**RECORDS TO PROCESS**.

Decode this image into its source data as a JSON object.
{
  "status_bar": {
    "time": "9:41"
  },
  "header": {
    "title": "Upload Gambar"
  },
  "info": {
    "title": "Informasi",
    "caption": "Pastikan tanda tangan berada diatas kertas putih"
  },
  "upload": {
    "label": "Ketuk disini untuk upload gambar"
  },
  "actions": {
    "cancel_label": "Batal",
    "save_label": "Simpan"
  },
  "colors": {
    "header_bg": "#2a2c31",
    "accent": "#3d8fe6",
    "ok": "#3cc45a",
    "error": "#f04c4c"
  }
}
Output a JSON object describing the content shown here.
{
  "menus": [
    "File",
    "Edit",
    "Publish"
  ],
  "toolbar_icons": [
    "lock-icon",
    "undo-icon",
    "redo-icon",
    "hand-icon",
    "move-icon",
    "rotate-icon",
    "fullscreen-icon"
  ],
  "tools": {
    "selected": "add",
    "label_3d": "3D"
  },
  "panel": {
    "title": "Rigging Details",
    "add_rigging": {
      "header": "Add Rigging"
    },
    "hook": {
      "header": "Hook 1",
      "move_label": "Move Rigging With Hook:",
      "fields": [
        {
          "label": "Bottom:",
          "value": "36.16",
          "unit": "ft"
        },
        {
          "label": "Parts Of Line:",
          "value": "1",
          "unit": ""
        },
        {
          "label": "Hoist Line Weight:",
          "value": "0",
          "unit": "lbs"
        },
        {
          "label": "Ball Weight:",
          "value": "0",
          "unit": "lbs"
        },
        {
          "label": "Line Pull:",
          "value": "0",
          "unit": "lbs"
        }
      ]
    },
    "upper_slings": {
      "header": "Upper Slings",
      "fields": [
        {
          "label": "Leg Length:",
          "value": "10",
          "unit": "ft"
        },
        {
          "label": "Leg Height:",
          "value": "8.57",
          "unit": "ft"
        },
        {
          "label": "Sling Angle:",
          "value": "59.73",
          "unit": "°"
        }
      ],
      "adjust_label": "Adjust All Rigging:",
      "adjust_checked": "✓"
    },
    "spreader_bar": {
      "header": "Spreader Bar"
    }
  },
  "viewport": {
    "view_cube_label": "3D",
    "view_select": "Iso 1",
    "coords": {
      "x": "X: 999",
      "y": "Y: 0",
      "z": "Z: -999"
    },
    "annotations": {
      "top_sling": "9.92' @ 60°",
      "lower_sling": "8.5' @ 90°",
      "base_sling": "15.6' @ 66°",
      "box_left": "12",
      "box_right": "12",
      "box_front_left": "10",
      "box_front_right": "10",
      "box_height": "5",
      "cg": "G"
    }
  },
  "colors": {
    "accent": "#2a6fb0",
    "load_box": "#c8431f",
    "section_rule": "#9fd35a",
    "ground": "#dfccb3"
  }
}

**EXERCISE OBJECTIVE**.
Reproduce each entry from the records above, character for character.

**OUTPUT OF THE TASK**.
Decode this image into its source data as a JSON object.
{
  "status_bar": {
    "time": "9:41"
  },
  "header": {
    "title": "Upload Gambar"
  },
  "info": {
    "title": "Informasi",
    "caption": "Pastikan tanda tangan berada diatas kertas putih"
  },
  "upload": {
    "label": "Ketuk disini untuk upload gambar"
  },
  "actions": {
    "cancel_label": "Batal",
    "save_label": "Simpan"
  },
  "colors": {
    "header_bg": "#2a2c31",
    "accent": "#3d8fe6",
    "ok": "#3cc45a",
    "error": "#f04c4c"
  }
}
Output a JSON object describing the content shown here.
{
  "menus": [
    "File",
    "Edit",
    "Publish"
  ],
  "toolbar_icons": [
    "lock-icon",
    "undo-icon",
    "redo-icon",
    "hand-icon",
    "move-icon",
    "rotate-icon",
    "fullscreen-icon"
  ],
  "tools": {
    "selected": "add",
    "label_3d": "3D"
  },
  "panel": {
    "title": "Rigging Details",
    "add_rigging": {
      "header": "Add Rigging"
    },
    "hook": {
      "header": "Hook 1",
      "move_label": "Move Rigging With Hook:",
      "fields": [
        {
          "label": "Bottom:",
          "value": "36.16",
          "unit": "ft"
        },
        {
          "label": "Parts Of Line:",
          "value": "1",
          "unit": ""
        },
        {
          "label": "Hoist Line Weight:",
          "value": "0",
          "unit": "lbs"
        },
        {
          "label": "Ball Weight:",
          "value": "0",
          "unit": "lbs"
        },
        {
          "label": "Line Pull:",
          "value": "0",
          "unit": "lbs"
        }
      ]
    },
    "upper_slings": {
      "header": "Upper Slings",
      "fields": [
        {
          "label": "Leg Length:",
          "value": "10",
          "unit": "ft"
        },
        {
          "label": "Leg Height:",
          "value": "8.57",
          "unit": "ft"
        },
        {
          "label": "Sling Angle:",
          "value": "59.73",
          "unit": "°"
        }
      ],
      "adjust_label": "Adjust All Rigging:",
      "adjust_checked": "✓"
    },
    "spreader_bar": {
      "header": "Spreader Bar"
    }
  },
  "viewport": {
    "view_cube_label": "3D",
    "view_select": "Iso 1",
    "coords": {
      "x": "X: 999",
      "y": "Y: 0",
      "z": "Z: -999"
    },
    "annotations": {
      "top_sling": "9.92' @ 60°",
      "lower_sling": "8.5' @ 90°",
      "base_sling": "15.6' @ 66°",
      "box_left": "12",
      "box_right": "12",
      "box_front_left": "10",
      "box_front_right": "10",
      "box_height": "5",
      "cg": "G"
    }
  },
  "colors": {
    "accent": "#2a6fb0",
    "load_box": "#c8431f",
    "section_rule": "#9fd35a",
    "ground": "#dfccb3"
  }
}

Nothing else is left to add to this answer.